Hohner Pianet T 1979
This is easily the heaviest instrument I’ve ever owned, per cubic centimetre. With the lid shut, it’s about the size of a thin electric guitar case and it weighs nearly 50 lbs (23 kg) — or about five Les Pauls.
The Hohner Pianet T was produced between 1977-1982. It comes at the tail end of the production of real electro-acoustic keyboards. FM synthesis, and eventually sampling, would take over from the early 80s onwards.
The T is for Tolex, that wondrous black vinyl which has covered Fender amps, and then guitar cases, since the 1960s. The construction is utterly simple, with one 1/4″ instrument jack at the rear. No sustain, no vibrato or tremolo, and no volume or tone controls.
Several other Pianet models existed prior to this, all hoping to compete with Wurlitzer and Rhodes for the professional electric piano market. It’s a cousin of the Clavinet, heard most distinctively on Stevie Wonder’s ‘Superstition’.
But while all the other models produced their sound by plucking metal reeds with a leather pad, the T (and its wood-grain sister M) were unique in that they ‘sucked’ the tines with silicone squares. It’s hard to describe how this works, sort of like a rubber plunger that attaches to the metal and releases it.
The silicone material has proved remarkably durable, in that it still adheres to and releases the tine every time the key is pressed — even after thirty-something years. The other Pianets haven’t fared so well, their urethane dampers disintegrating rapidly.

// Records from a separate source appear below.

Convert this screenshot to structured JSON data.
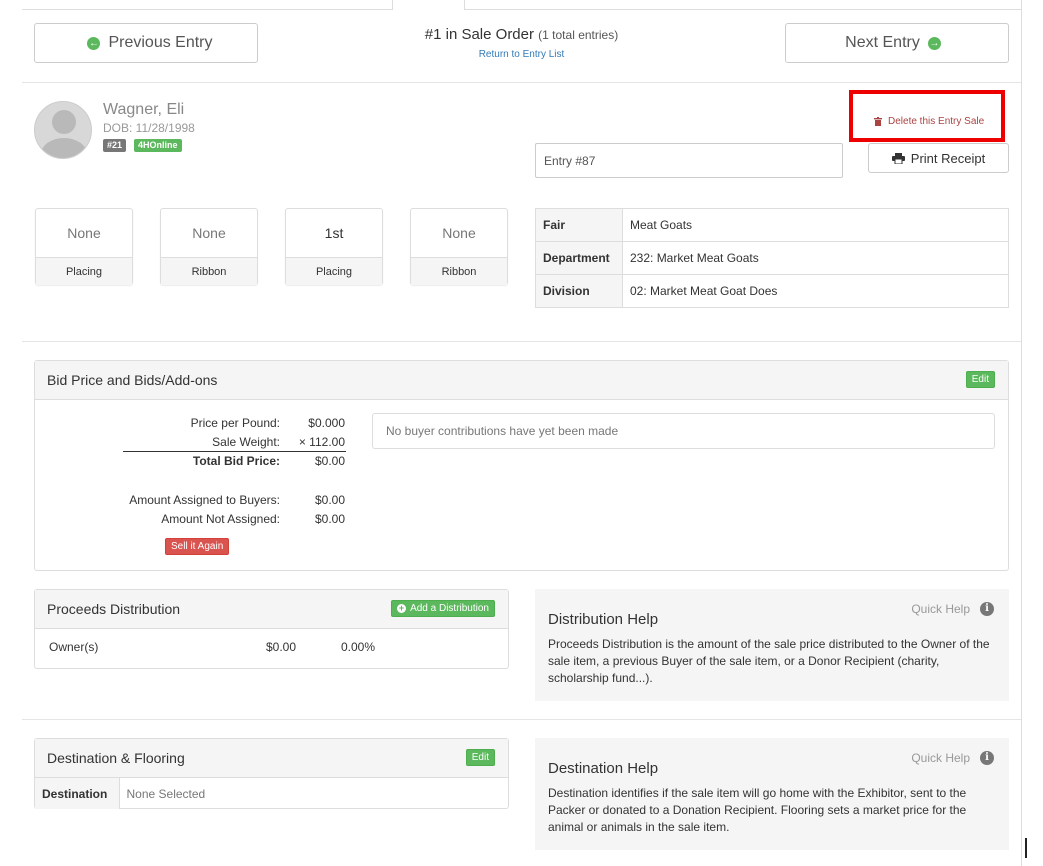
{
  "nav": {
    "prev_label": "Previous Entry",
    "next_label": "Next Entry",
    "order_title": "#1 in Sale Order",
    "order_count": "(1 total entries)",
    "return_link": "Return to Entry List"
  },
  "exhibitor": {
    "name": "Wagner, Eli",
    "dob": "DOB: 11/28/1998",
    "badge_number": "#21",
    "badge_source": "4HOnline"
  },
  "actions": {
    "delete_label": "Delete this Entry Sale",
    "print_label": "Print Receipt",
    "entry_field": "Entry #87"
  },
  "placings": [
    {
      "value": "None",
      "label": "Placing"
    },
    {
      "value": "None",
      "label": "Ribbon"
    },
    {
      "value": "1st",
      "label": "Placing"
    },
    {
      "value": "None",
      "label": "Ribbon"
    }
  ],
  "info_table": [
    {
      "key": "Fair",
      "value": "Meat Goats"
    },
    {
      "key": "Department",
      "value": "232: Market Meat Goats"
    },
    {
      "key": "Division",
      "value": "02: Market Meat Goat Does"
    }
  ],
  "bid": {
    "title": "Bid Price and Bids/Add-ons",
    "edit_label": "Edit",
    "price_per_pound_label": "Price per Pound:",
    "price_per_pound": "$0.000",
    "sale_weight_label": "Sale Weight:",
    "sale_weight": "× 112.00",
    "total_label": "Total Bid Price:",
    "total": "$0.00",
    "assigned_label": "Amount Assigned to Buyers:",
    "assigned": "$0.00",
    "not_assigned_label": "Amount Not Assigned:",
    "not_assigned": "$0.00",
    "sell_again_label": "Sell it Again",
    "contributions_text": "No buyer contributions have yet been made"
  },
  "proceeds": {
    "title": "Proceeds Distribution",
    "add_label": "Add a Distribution",
    "row_owner": "Owner(s)",
    "row_amount": "$0.00",
    "row_percent": "0.00%"
  },
  "distribution_help": {
    "title": "Distribution Help",
    "quick_help": "Quick Help",
    "text": "Proceeds Distribution is the amount of the sale price distributed to the Owner of the sale item, a previous Buyer of the sale item, or a Donor Recipient (charity, scholarship fund...)."
  },
  "destination": {
    "title": "Destination & Flooring",
    "edit_label": "Edit",
    "key": "Destination",
    "value": "None Selected"
  },
  "destination_help": {
    "title": "Destination Help",
    "quick_help": "Quick Help",
    "text": "Destination identifies if the sale item will go home with the Exhibitor, sent to the Packer or donated to a Donation Recipient. Flooring sets a market price for the animal or animals in the sale item."
  },
  "colors": {
    "green": "#5cb85c",
    "red": "#d9534f",
    "highlight": "#ee0000",
    "link": "#337ab7"
  }
}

You can here the sounds of various Pianet models on ‘She’s Not There’ by The Zombies, ‘Joy to the World’ by Three Dog Night, and more recently, ‘Change’ by Bugge Wesseltoft.